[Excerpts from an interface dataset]
+---+

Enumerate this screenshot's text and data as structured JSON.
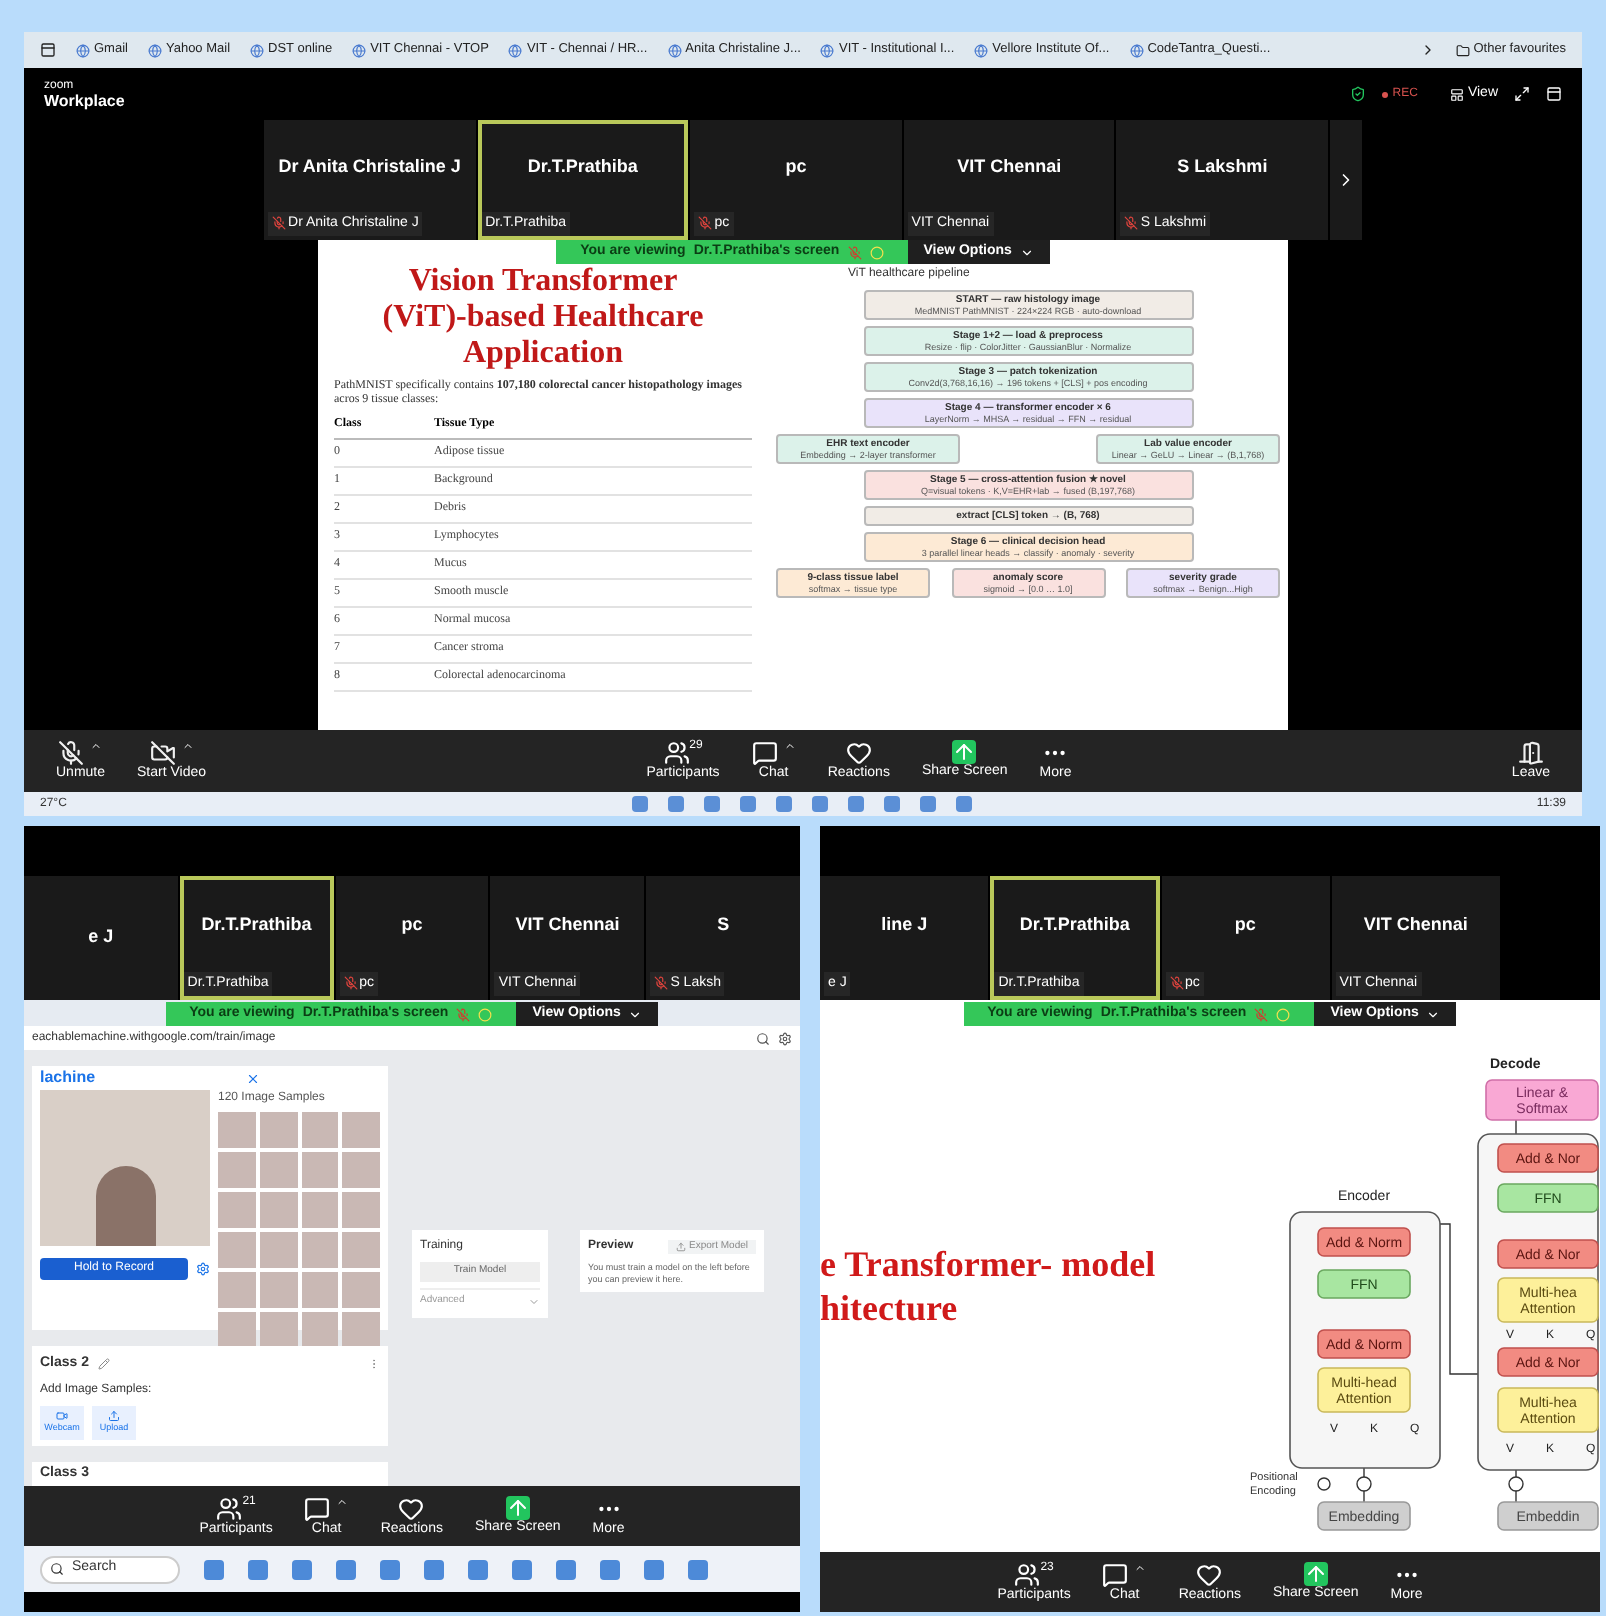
{
  "bookmarks": {
    "items": [
      "Gmail",
      "Yahoo Mail",
      "DST online",
      "VIT Chennai - VTOP",
      "VIT - Chennai / HR...",
      "Anita Christaline J...",
      "VIT - Institutional I...",
      "Vellore Institute Of...",
      "CodeTantra_Questi..."
    ],
    "other": "Other favourites"
  },
  "top_meeting": {
    "app_small": "zoom",
    "app_name": "Workplace",
    "rec": "REC",
    "view": "View",
    "participants": [
      {
        "title": "Dr Anita Christaline J",
        "label": "Dr Anita Christaline J",
        "muted": true,
        "selected": false
      },
      {
        "title": "Dr.T.Prathiba",
        "label": "Dr.T.Prathiba",
        "muted": false,
        "selected": true
      },
      {
        "title": "pc",
        "label": "pc",
        "muted": true,
        "selected": false
      },
      {
        "title": "VIT Chennai",
        "label": "VIT Chennai",
        "muted": false,
        "selected": false
      },
      {
        "title": "S Lakshmi",
        "label": "S Lakshmi",
        "muted": true,
        "selected": false
      }
    ],
    "banner": {
      "text": "You are viewing",
      "name": "Dr.T.Prathiba's screen",
      "view_options": "View Options"
    },
    "slide": {
      "title": "Vision Transformer (ViT)-based Healthcare Application",
      "paragraph": "PathMNIST specifically contains **107,180 colorectal cancer histopathology images** acros 9 tissue classes:",
      "columns": [
        "Class",
        "Tissue Type"
      ],
      "rows": [
        [
          "0",
          "Adipose tissue"
        ],
        [
          "1",
          "Background"
        ],
        [
          "2",
          "Debris"
        ],
        [
          "3",
          "Lymphocytes"
        ],
        [
          "4",
          "Mucus"
        ],
        [
          "5",
          "Smooth muscle"
        ],
        [
          "6",
          "Normal mucosa"
        ],
        [
          "7",
          "Cancer stroma"
        ],
        [
          "8",
          "Colorectal adenocarcinoma"
        ]
      ]
    },
    "pipeline": {
      "title": "ViT healthcare pipeline",
      "rows": [
        {
          "nodes": [
            {
              "title": "START — raw histology image",
              "sub": "MedMNIST PathMNIST · 224×224 RGB · auto-download",
              "color": "#f1ece6"
            }
          ]
        },
        {
          "nodes": [
            {
              "title": "Stage 1+2 — load & preprocess",
              "sub": "Resize · flip · ColorJitter · GaussianBlur · Normalize",
              "color": "#dcf2ea"
            }
          ]
        },
        {
          "nodes": [
            {
              "title": "Stage 3 — patch tokenization",
              "sub": "Conv2d(3,768,16,16) → 196 tokens + [CLS] + pos encoding",
              "color": "#dcf2ea"
            }
          ]
        },
        {
          "nodes": [
            {
              "title": "Stage 4 — transformer encoder × 6",
              "sub": "LayerNorm → MHSA → residual → FFN → residual",
              "color": "#e9e3fa"
            }
          ]
        },
        {
          "nodes": [
            {
              "title": "EHR text encoder",
              "sub": "Embedding → 2-layer transformer",
              "color": "#dcf2ea"
            },
            {
              "title": "Lab value encoder",
              "sub": "Linear → GeLU → Linear → (B,1,768)",
              "color": "#dcf2ea"
            }
          ]
        },
        {
          "nodes": [
            {
              "title": "Stage 5 — cross-attention fusion ★ novel",
              "sub": "Q=visual tokens · K,V=EHR+lab → fused (B,197,768)",
              "color": "#fae1df"
            }
          ]
        },
        {
          "nodes": [
            {
              "title": "extract [CLS] token → (B, 768)",
              "color": "#f1ece6"
            }
          ]
        },
        {
          "nodes": [
            {
              "title": "Stage 6 — clinical decision head",
              "sub": "3 parallel linear heads → classify · anomaly · severity",
              "color": "#fdead5"
            }
          ]
        },
        {
          "nodes": [
            {
              "title": "9-class tissue label",
              "sub": "softmax → tissue type",
              "color": "#fdead5"
            },
            {
              "title": "anomaly score",
              "sub": "sigmoid → [0.0 … 1.0]",
              "color": "#fae1df"
            },
            {
              "title": "severity grade",
              "sub": "softmax → Benign...High",
              "color": "#e9e3fa"
            }
          ]
        }
      ]
    },
    "toolbar": {
      "left": [
        {
          "label": "Unmute",
          "kind": "mic_off",
          "has_menu": true
        },
        {
          "label": "Start Video",
          "kind": "video_off",
          "has_menu": true
        }
      ],
      "center": [
        {
          "label": "Participants",
          "kind": "participants",
          "count": "29",
          "has_menu": false
        },
        {
          "label": "Chat",
          "kind": "chat",
          "has_menu": true
        },
        {
          "label": "Reactions",
          "kind": "reactions",
          "has_menu": false
        },
        {
          "label": "Share Screen",
          "kind": "share",
          "has_menu": false
        },
        {
          "label": "More",
          "kind": "more",
          "has_menu": false
        }
      ],
      "right": [
        {
          "label": "Leave",
          "kind": "leave",
          "has_menu": false
        }
      ]
    },
    "taskbar": {
      "weather": "27°C",
      "time": "11:39"
    }
  },
  "left_meeting": {
    "participants": [
      {
        "title": "e J",
        "selected": false
      },
      {
        "title": "Dr.T.Prathiba",
        "label": "Dr.T.Prathiba",
        "muted": false,
        "selected": true
      },
      {
        "title": "pc",
        "label": "pc",
        "muted": true,
        "selected": false
      },
      {
        "title": "VIT Chennai",
        "label": "VIT Chennai",
        "muted": false,
        "selected": false
      },
      {
        "title": "S",
        "label": "S Laksh",
        "muted": true,
        "selected": false
      }
    ],
    "banner": {
      "text": "You are viewing",
      "name": "Dr.T.Prathiba's screen",
      "view_options": "View Options"
    },
    "url": "eachablemachine.withgoogle.com/train/image",
    "app": {
      "logo": "lachine",
      "record_button": "Hold to Record",
      "samples": "120 Image Samples",
      "training": {
        "title": "Training",
        "button": "Train Model",
        "advanced": "Advanced"
      },
      "preview": {
        "title": "Preview",
        "button": "Export Model",
        "text": "You must train a model on the left before you can preview it here."
      },
      "class2": {
        "title": "Class 2",
        "add": "Add Image Samples:",
        "buttons": [
          "Webcam",
          "Upload"
        ]
      },
      "class3": "Class 3"
    },
    "toolbar": [
      {
        "label": "Participants",
        "kind": "participants",
        "count": "21",
        "has_menu": false
      },
      {
        "label": "Chat",
        "kind": "chat",
        "has_menu": true
      },
      {
        "label": "Reactions",
        "kind": "reactions",
        "has_menu": false
      },
      {
        "label": "Share Screen",
        "kind": "share",
        "has_menu": false
      },
      {
        "label": "More",
        "kind": "more",
        "has_menu": false
      }
    ],
    "taskbar_search": "Search"
  },
  "right_meeting": {
    "participants": [
      {
        "title": "line J",
        "label": "e J",
        "muted": false,
        "selected": false
      },
      {
        "title": "Dr.T.Prathiba",
        "label": "Dr.T.Prathiba",
        "muted": false,
        "selected": true
      },
      {
        "title": "pc",
        "label": "pc",
        "muted": true,
        "selected": false
      },
      {
        "title": "VIT Chennai",
        "label": "VIT Chennai",
        "muted": false,
        "selected": false
      }
    ],
    "banner": {
      "text": "You are viewing",
      "name": "Dr.T.Prathiba's screen",
      "view_options": "View Options"
    },
    "slide_title": [
      "e Transformer- model",
      "hitecture"
    ],
    "diagram": {
      "encoder": "Encoder",
      "decoder": "Decode",
      "blocks": [
        {
          "kind": "linear",
          "lines": [
            "Linear &",
            "Softmax"
          ]
        },
        {
          "kind": "add_norm",
          "lines": [
            "Add & Norm"
          ]
        },
        {
          "kind": "ffn",
          "lines": [
            "FFN"
          ]
        },
        {
          "kind": "add_norm",
          "lines": [
            "Add & Norm"
          ]
        },
        {
          "kind": "attention",
          "lines": [
            "Multi-head",
            "Attention"
          ]
        },
        {
          "kind": "add_norm",
          "lines": [
            "Add & Nor"
          ]
        },
        {
          "kind": "ffn",
          "lines": [
            "FFN"
          ]
        },
        {
          "kind": "add_norm",
          "lines": [
            "Add & Nor"
          ]
        },
        {
          "kind": "attention",
          "lines": [
            "Multi-hea",
            "Attention"
          ]
        },
        {
          "kind": "add_norm",
          "lines": [
            "Add & Nor"
          ]
        },
        {
          "kind": "attention",
          "lines": [
            "Multi-hea",
            "Attention"
          ]
        },
        {
          "kind": "embedding",
          "lines": [
            "Embedding"
          ]
        },
        {
          "kind": "embedding",
          "lines": [
            "Embeddin"
          ]
        }
      ],
      "vkq": [
        [
          "V",
          "K",
          "Q"
        ],
        [
          "V",
          "K",
          "Q"
        ],
        [
          "V",
          "K",
          "Q"
        ]
      ],
      "positional": [
        "Positional",
        "Encoding"
      ]
    },
    "toolbar": [
      {
        "label": "Participants",
        "kind": "participants",
        "count": "23",
        "has_menu": false
      },
      {
        "label": "Chat",
        "kind": "chat",
        "has_menu": true
      },
      {
        "label": "Reactions",
        "kind": "reactions",
        "has_menu": false
      },
      {
        "label": "Share Screen",
        "kind": "share",
        "has_menu": false
      },
      {
        "label": "More",
        "kind": "more",
        "has_menu": false
      }
    ]
  }
}
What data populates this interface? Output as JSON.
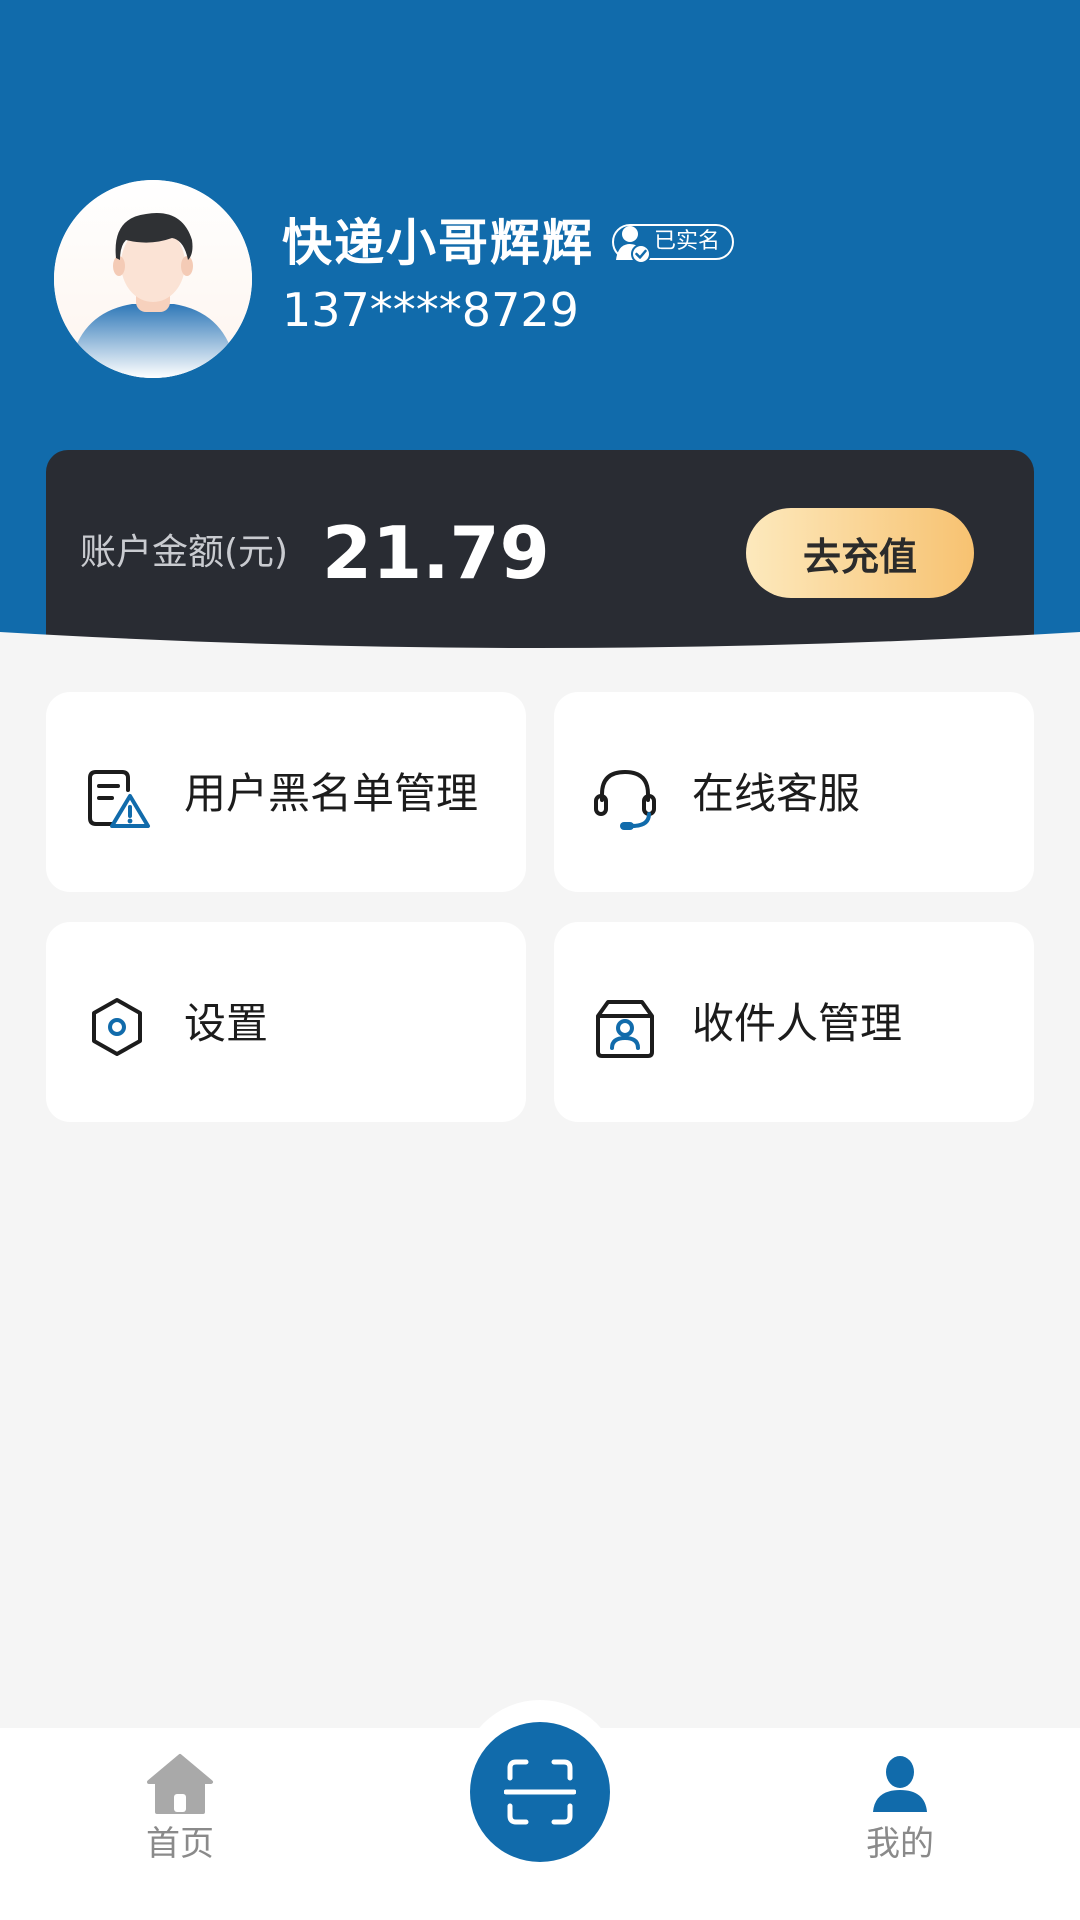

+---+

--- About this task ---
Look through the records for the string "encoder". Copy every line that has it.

--- Problem solution ---
              "title": "Stage 4 — transformer encoder × 6",
              "title": "EHR text encoder",
              "title": "Lab value encoder",
      "encoder": "Encoder",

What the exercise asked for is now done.